This situation completely mirrors the one we are going through with our immigration policies. What this movie doesn't do is add in too much politics. They don't try to sway you to one side over the other.

"the conflict within Wakanda deals with the current issues we are dealing with. It is a conflict on whether they should do what is right — open their borders and share their potentially life-saving technology with the rest of the world — or maintain and protect their way of life by closing themselves off and ignoring the issues around the world. These issues are addressed without being too political or preachy," says Rebecca Rosado Lopez.

Black Panther was also one of the few times where women were able to shine through. Usually, with hero movies, the woman is the love interest or the damsel in distress. In this movie, the main characters were the women.

Yes, the Black Panther and Erik Killmonger are the protagonist and antagonist, but the Black Panther surrounded himself with strong women who helped him in every way.

In Wakanda, the Dora Milaje is King T'Challa's army compiled of women. They are loyal and fierce soldiers who fight right alongside the king.

"Finally, girls can say 'I wish I was as smart as Shuri or as brave as Nakia or Okoye,'" says Grace Hernandez. "It's time for a change in the world of superheroes and Black Panther provides that."

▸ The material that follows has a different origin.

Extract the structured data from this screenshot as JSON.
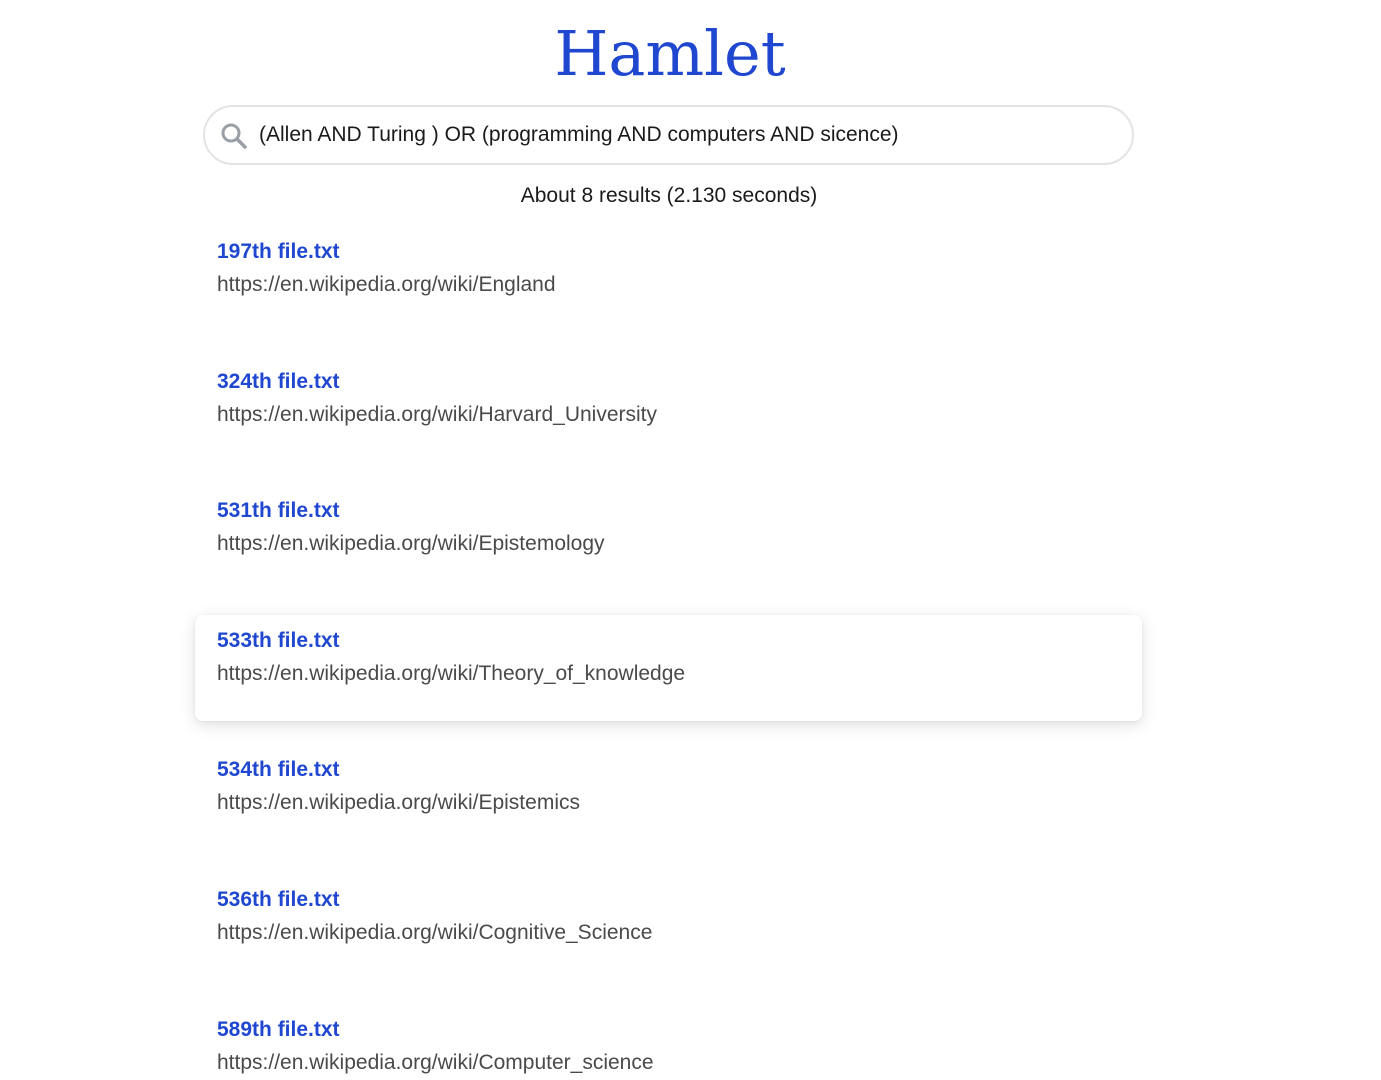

When W'Kabi, head of security of the Border Tribe in Wakanda and T'Challa's best friend, loses his faith in Black Panther, he begins to follow orders from Erik Killmonger. During the last battle scene between the Border Tribe and the Dora Milaje, W'Kabi asks Dora Milaje soldier and his love interest, Okoye, if she'd be willing to kill him. Without hesitation, she says "for Wakanda, yes" and holds her spear up to him until he surrenders, thus ending the battle.

Women usually do not have such a big role in these movies. They are usually there just to give the hero someone to save. The women here, they are strong and intelligent. Nakia literally saves T'Challa's life at one point.

All of the technology is created and maintained by T'Challa's little sister Shuri. Usually, you would see a man, who is kind of nerdy-looking, be in charge of technology. Shuri is obviously intelligent and passionate about her technology but she is also relatable.

The relationship between her and T'Challa is like any sibling relationship. Funny banter but they have each other's back. She also has a bold personality and dresses like a normal young girl. And when it comes to fighting, she has every gadget at the ready to help Wakanda and her brother.

The times are changing for everyone in 2018. It is time movies start portraying what is really affecting us and Black Panther definitely delivers.